A mere handful of people are left to hear the San Jose city manager offer the latest bleak financial news: the state of California was clawing back tens of millions of dollars more, and "140 employees have been separated from the city." (New times call for new euphemisms.) A pollster presents his finding that, no matter how the question is phrased, the citizens of San Jose are unlikely to approve any ballot measure that raises taxes. A numbers guy gets to his feet and explains that the investment returns in the city's pension plan are not likely to be anything near as high as was assumed. In addition to there not being enough money in this particular pot to begin with, the pot is failing to expand as fast as everyone had hoped, and so the gap between what the city's employees are entitled to and what will exist is even greater than previously imagined. The council then votes to postpone, for six weeks, a vote on whether to declare the city's budget a "public emergency," and thus to give to the mayor, Chuck Reed, new powers.We're not as bad as Greece. Not exactly an overwhelming vote of confidence from the mayor, is it? San Jose isn't the only municipality facing the same kind of crisis. It is, unfortunately, an all too common problem across the state.

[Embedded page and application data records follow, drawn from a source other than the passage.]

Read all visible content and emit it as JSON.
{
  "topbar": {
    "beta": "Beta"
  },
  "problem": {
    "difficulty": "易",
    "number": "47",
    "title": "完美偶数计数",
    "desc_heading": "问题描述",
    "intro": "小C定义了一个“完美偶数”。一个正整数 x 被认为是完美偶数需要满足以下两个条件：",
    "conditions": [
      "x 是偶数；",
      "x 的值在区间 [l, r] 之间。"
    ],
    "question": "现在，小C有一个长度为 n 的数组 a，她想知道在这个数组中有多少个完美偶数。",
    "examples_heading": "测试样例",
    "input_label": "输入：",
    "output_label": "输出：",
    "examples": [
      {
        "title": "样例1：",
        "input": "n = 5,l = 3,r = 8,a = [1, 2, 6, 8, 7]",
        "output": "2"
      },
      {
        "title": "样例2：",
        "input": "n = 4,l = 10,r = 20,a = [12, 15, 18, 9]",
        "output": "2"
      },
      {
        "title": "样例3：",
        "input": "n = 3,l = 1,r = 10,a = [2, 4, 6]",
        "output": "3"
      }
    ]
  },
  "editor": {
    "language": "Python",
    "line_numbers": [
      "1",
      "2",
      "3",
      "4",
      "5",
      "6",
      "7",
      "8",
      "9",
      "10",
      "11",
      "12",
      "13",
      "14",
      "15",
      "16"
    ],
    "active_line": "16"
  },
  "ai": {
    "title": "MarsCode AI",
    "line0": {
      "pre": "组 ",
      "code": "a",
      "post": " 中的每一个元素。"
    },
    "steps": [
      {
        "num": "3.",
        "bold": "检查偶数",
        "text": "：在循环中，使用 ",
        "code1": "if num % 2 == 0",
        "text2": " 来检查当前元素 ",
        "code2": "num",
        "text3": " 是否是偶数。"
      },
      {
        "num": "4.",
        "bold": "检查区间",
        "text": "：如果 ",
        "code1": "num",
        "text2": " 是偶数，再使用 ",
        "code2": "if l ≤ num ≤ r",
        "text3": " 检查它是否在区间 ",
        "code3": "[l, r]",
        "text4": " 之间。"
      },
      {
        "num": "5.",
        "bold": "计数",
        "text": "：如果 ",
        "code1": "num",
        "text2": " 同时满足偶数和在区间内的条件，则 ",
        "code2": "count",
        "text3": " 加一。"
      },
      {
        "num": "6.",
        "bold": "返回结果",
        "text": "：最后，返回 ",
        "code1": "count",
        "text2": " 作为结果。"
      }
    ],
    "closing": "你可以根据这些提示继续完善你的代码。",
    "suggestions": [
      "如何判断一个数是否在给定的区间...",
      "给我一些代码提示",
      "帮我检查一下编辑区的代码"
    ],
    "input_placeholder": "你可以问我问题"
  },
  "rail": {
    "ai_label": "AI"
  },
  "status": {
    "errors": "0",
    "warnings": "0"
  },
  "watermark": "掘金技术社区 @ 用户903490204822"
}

The relationship between the people and their money in California is such that you can pluck almost any city at random and enter a crisis. San Jose has the highest per capita income of any city in the United States, after New York. It has the highest credit rating of any city in California with a population over 250,000. It is one of the few cities in America with a triple-A rating from Moody's and Standard & Poor's, but only because its bondholders have the power to compel the city to levy a tax on property owners to pay off the bonds. The city itself is not all that far from being bankrupt.
[Mayor Chuck Reed is] a Democrat, but at this point it doesn't much matter which party he belongs to, or what his ideological leanings are, or for that matter how popular he is with the people of San Jose. He's got a problem so big that it overwhelms ordinary politics: the city owes so much more money to its employees than it can afford to pay that it could cut its debts in half and still wind up broke. "I did a calculation of cost per public employee," he says as we settle in. "We're not as bad as Greece, I don't think."
Stockton is on the verge of bankruptcy. Vallejo's government is all but shut down after that city's bankruptcy in 2008, with police and fire departments gutted, a relocated city hall with few staff, and a general feeling of hopelessness.
Eighty percent of the city's budget--and the lion's share of the claims that had thrown it into bankruptcy--were wrapped up in the pay and benefits of public-safety workers. Relations between the police and the firefighters, on the one hand, and the citizens, on the other, were at historic lows. The public-safety workers thought that the city was out to screw them on their contracts; the citizenry thought that the public-safety workers were using fear as a tool to extort money from them.Is this is what is in store for other cities and towns in California? Yes, unless things change and the public employee unions either give up their over-the-top compensation (which has put municipalities into these dire fiscal straits) or are broken or decertified. Otherwise California has no chance at all.
Since the bankruptcy, the police and fire departments have been cut in half; some number of the citizens who came to [city manager] Phil Batchelor's office did so to say they no longer felt safe in their own homes. All other city services had been reduced effectively to zero. "Do you know that some cities actually pave their streets?" says Batchelor. "That's not here."